Performance traditions are presented in this program in two venues—one highlights the informal and participatory nature of traditional arts in everyday life; the other provides a more formal format.
From People’s Park in Chengdu to Purple Bamboo Park in Beijing, China’s urban parks are sites where people demonstrate the art of everyday living.
These parks are teeming, vibrant public gathering places, where people regularly gather together for collective exercising, music-making, opera, dancing, game-playing, and socializing. In this common space, people of all ages and occupations actively and unselfconsciously share traditional arts and cultural practices.
Daily activities in the China Festival program’s People’s Park included dancing, games, and martial arts.
In recognition of the significance of the moon and reunion in Chinese culture, this program’s Moonrise Pavilion brought together a wide range of traditional music, theater, song, and dance forms. Performers on this stage included representatives from China’s majority Han population, such as members of the Wu Opera Troupe from Zhejiang Province and the Quanzhou Puppet Troupe from Fujian Province, as well as from some of China’s fifty-five ethnic minorities, such as Miao, Dong, and Qiang singers from Guizhou and Sichuan provinces, singers of hua’er songs from Gansu and Qinghai provinces, and musicians from the Inner Mongolia Autonomous Region.

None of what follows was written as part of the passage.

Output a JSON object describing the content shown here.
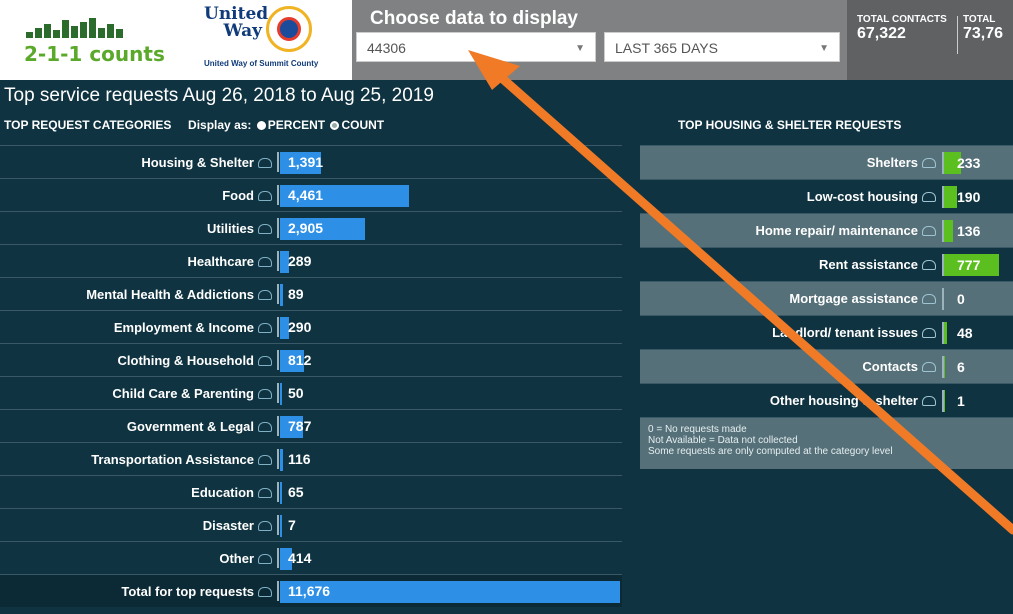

Although China officially adopted the Gregorian solar calendar in 1929—marking the 365 days it takes for the Earth to revolve around the Sun—it still observes a lunar calendar of 354 days—marking the 29.5 days (roughly one month) it takes to cycle from one new moon to the next. The Chinese word for “month,” 月(yue), derives from the word for “moon,” 月亮 (yue liang), just as the English word “month” derives from the word “moon.”
Seasonal festivals bring people together. The roundness of the full moon and the completeness of a reunited family are echoed in the round tables at which Chinese meals are traditionally eaten. Those separated by distance feel connection through the act of gazing at the same moon.
China is the world’s most populous country and second biggest economy. Its rates of industrialization and urbanization are unprecedented. The largest rural-to-urban migration in human history is underway as people move from the countryside to seek work in China’s expanding cities. People face both new opportunities and daunting challenges as they adapt to shifting circumstances and try to reconcile the dynamics of development with cultural and ecological sustainability.
The 2014 Festival program highlighted REUNION and BALANCE, traditional principles that are of greater value than ever in China. Reunions animate and sustain tradition. And as people are increasingly separated from one another by the demands of work and education, they find ways to reaffirm ties to community and cultural heritage both in their daily lives and for special occasions. A traditional Chinese perspective posits that all things - everything from one’s health to a community’s welfare - depends on a balance of internal and external forces. In China today, people are navigating the transformations that emerge from modernization and from frictions between work and leisure, past and present, development and conservation, and global, national, and local traditions.
More than a hundred culture bearers from China participated in the program. Representing 15 provinces, autonomous regions, and municipalities, as well as some of the largest and smallest of the 56 officially recognized ethnicities, they provided a window into the country’s diversity. They demonstrated how people sustain a rich range of traditions even as communities are disrupted by migration, natural disaster, and the pressures of contemporary life. At the Festival, they demonstrated the artistry with which balance and reunion are realized within and across communities, and between humans and their environment - both through the changing seasons and in a changing world.
James Deutsch and Sojin Kim were Program Curators; Jing Li was Program Coordinator; and Joan Hua was Program Assistant. Advisors and consultants included: Joan Auchter, Rachel Cooper, Robert Daly, Melanie Fernandez, Yong Han, Bill lvey, Joanna C. Lee, Jing Li, Jun Liu, Adriel Luis, Shengde Ma, Jean Miao, Rodrigo Fritz, May Sun, Sue Tuohy, Jingqiang Wang, Sally Van de Water, Lihui Yang, Yuan Yang, Nora Yeh, Juwen Zhang, Zhizong Zhu, and Nina Zolt.
The program was produced by the Smithsonian Center for Folklife and Cultural Heritage in padnership with the China lnternational Culture Association, working with the China Arts and Entertainment Group. Additional support was provided by the West Kowloon Cultural District, Hong Kong SAR; and the Guizhou Provincial Department of Culture.